(Try it)
Count the lines in the data below that include the word "items", then state the total and nothing besides.

● ● ● ● ●

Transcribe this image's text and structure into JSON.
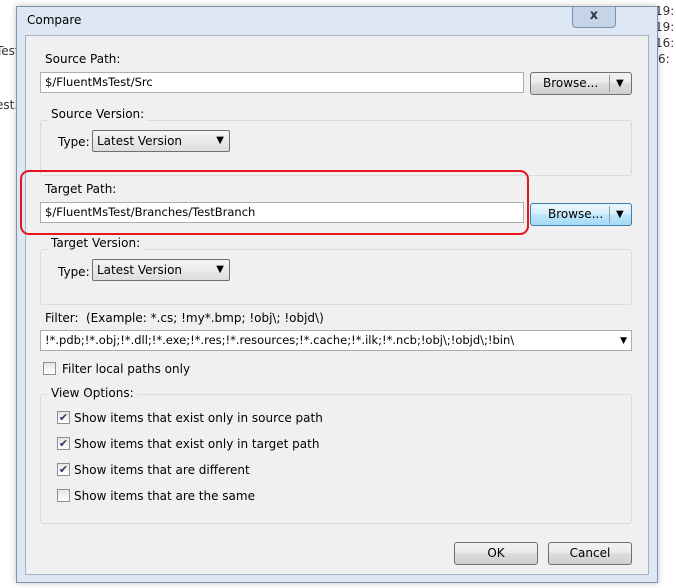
{
  "background": {
    "left_fragments": [
      "Test",
      "est.T"
    ],
    "right_fragments": [
      "19:",
      "19:",
      "16:",
      "6:"
    ]
  },
  "dialog": {
    "title": "Compare",
    "close_glyph": "x",
    "source": {
      "path_label": "Source Path:",
      "path_value": "$/FluentMsTest/Src",
      "browse_label": "Browse...",
      "version_label": "Source Version:",
      "type_label": "Type:",
      "type_value": "Latest Version"
    },
    "target": {
      "path_label": "Target Path:",
      "path_value": "$/FluentMsTest/Branches/TestBranch",
      "browse_label": "Browse...",
      "version_label": "Target Version:",
      "type_label": "Type:",
      "type_value": "Latest Version"
    },
    "filter": {
      "label": "Filter:",
      "example": "(Example: *.cs; !my*.bmp; !obj\\; !objd\\)",
      "value": "!*.pdb;!*.obj;!*.dll;!*.exe;!*.res;!*.resources;!*.cache;!*.ilk;!*.ncb;!obj\\;!objd\\;!bin\\"
    },
    "filter_local_only": {
      "label": "Filter local paths only",
      "checked": false
    },
    "view_options": {
      "label": "View Options:",
      "items": [
        {
          "label": "Show items that exist only in source path",
          "checked": true
        },
        {
          "label": "Show items that exist only in target path",
          "checked": true
        },
        {
          "label": "Show items that are different",
          "checked": true
        },
        {
          "label": "Show items that are the same",
          "checked": false
        }
      ]
    },
    "ok_label": "OK",
    "cancel_label": "Cancel",
    "highlight_color": "#e8141d"
  }
}
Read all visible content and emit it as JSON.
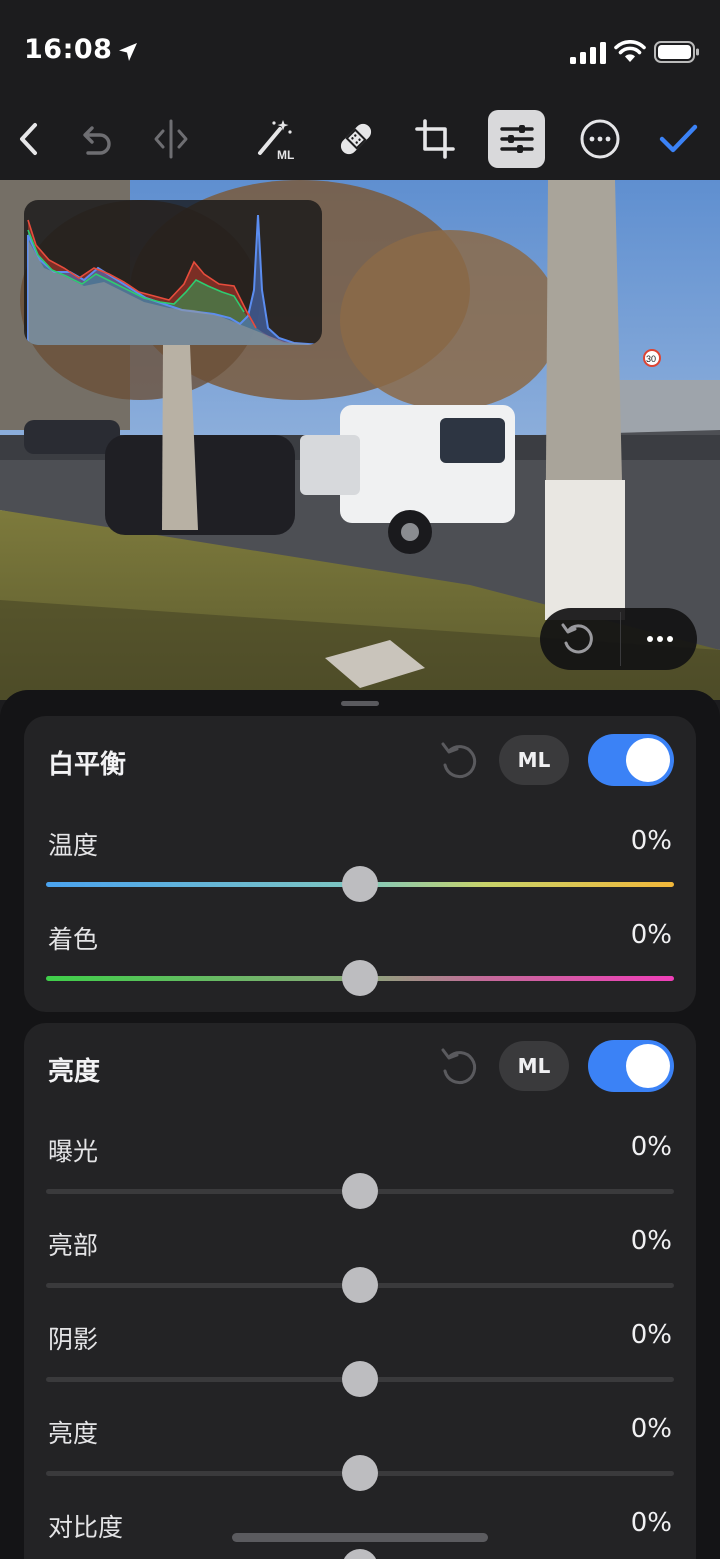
{
  "status_bar": {
    "time": "16:08"
  },
  "toolbar": {
    "icons": [
      "back-icon",
      "undo-icon",
      "compare-icon",
      "ml-magic-wand-icon",
      "bandage-icon",
      "crop-icon",
      "adjust-sliders-icon",
      "more-icon",
      "checkmark-icon"
    ],
    "ml_badge": "ML",
    "accent": "#3b82f6"
  },
  "photo": {
    "signs": [
      "30"
    ]
  },
  "panel": {
    "white_balance": {
      "title": "白平衡",
      "ml_label": "ML",
      "enabled": true,
      "sliders": [
        {
          "label": "温度",
          "value": "0%",
          "level": 0
        },
        {
          "label": "着色",
          "value": "0%",
          "level": 0
        }
      ]
    },
    "light": {
      "title": "亮度",
      "ml_label": "ML",
      "enabled": true,
      "sliders": [
        {
          "label": "曝光",
          "value": "0%",
          "level": 0
        },
        {
          "label": "亮部",
          "value": "0%",
          "level": 0
        },
        {
          "label": "阴影",
          "value": "0%",
          "level": 0
        },
        {
          "label": "亮度",
          "value": "0%",
          "level": 0
        },
        {
          "label": "对比度",
          "value": "0%",
          "level": 0
        }
      ]
    }
  }
}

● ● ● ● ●

(Written response)
5